## [INSTRUCTIONS TO FOLLOW]
For the data below, please report each line where the word "Scene" is found.

*-*-*

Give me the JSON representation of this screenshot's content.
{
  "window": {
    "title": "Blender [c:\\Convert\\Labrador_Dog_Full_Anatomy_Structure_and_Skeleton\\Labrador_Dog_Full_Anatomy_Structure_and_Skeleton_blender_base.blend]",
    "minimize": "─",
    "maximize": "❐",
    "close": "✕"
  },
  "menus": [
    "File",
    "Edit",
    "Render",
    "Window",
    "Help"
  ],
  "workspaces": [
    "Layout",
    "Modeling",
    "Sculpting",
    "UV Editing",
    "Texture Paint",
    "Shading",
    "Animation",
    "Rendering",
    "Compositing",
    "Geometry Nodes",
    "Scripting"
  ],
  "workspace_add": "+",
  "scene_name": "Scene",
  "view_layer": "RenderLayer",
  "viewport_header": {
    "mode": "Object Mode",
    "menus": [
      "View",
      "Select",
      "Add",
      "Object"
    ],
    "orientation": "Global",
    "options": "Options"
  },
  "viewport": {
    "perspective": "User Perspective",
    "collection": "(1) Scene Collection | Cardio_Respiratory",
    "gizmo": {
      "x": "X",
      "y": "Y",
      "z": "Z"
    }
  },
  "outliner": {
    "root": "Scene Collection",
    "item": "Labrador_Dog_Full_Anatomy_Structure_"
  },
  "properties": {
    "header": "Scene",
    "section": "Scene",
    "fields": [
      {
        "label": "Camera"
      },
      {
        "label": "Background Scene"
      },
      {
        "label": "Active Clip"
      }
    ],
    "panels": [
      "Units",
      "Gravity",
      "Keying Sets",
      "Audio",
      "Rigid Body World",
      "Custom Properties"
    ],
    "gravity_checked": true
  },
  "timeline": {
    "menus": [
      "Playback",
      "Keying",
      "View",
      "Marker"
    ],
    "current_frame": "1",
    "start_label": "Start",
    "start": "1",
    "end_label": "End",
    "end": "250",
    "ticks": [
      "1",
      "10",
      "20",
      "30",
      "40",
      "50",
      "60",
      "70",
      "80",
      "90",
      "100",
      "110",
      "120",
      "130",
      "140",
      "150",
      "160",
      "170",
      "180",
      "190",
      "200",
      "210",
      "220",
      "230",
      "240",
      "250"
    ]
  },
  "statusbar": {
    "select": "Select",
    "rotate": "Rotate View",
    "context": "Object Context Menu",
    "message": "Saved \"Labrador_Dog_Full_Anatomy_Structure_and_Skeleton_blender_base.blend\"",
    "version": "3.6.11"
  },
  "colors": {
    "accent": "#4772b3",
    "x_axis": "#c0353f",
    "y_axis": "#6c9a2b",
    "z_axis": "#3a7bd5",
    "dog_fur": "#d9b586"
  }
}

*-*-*

## [WRITTEN SOLUTION]
  "scene_name": "Scene",
    "collection": "(1) Scene Collection | Cardio_Respiratory",
    "root": "Scene Collection",
    "header": "Scene",
    "section": "Scene",
        "label": "Background Scene"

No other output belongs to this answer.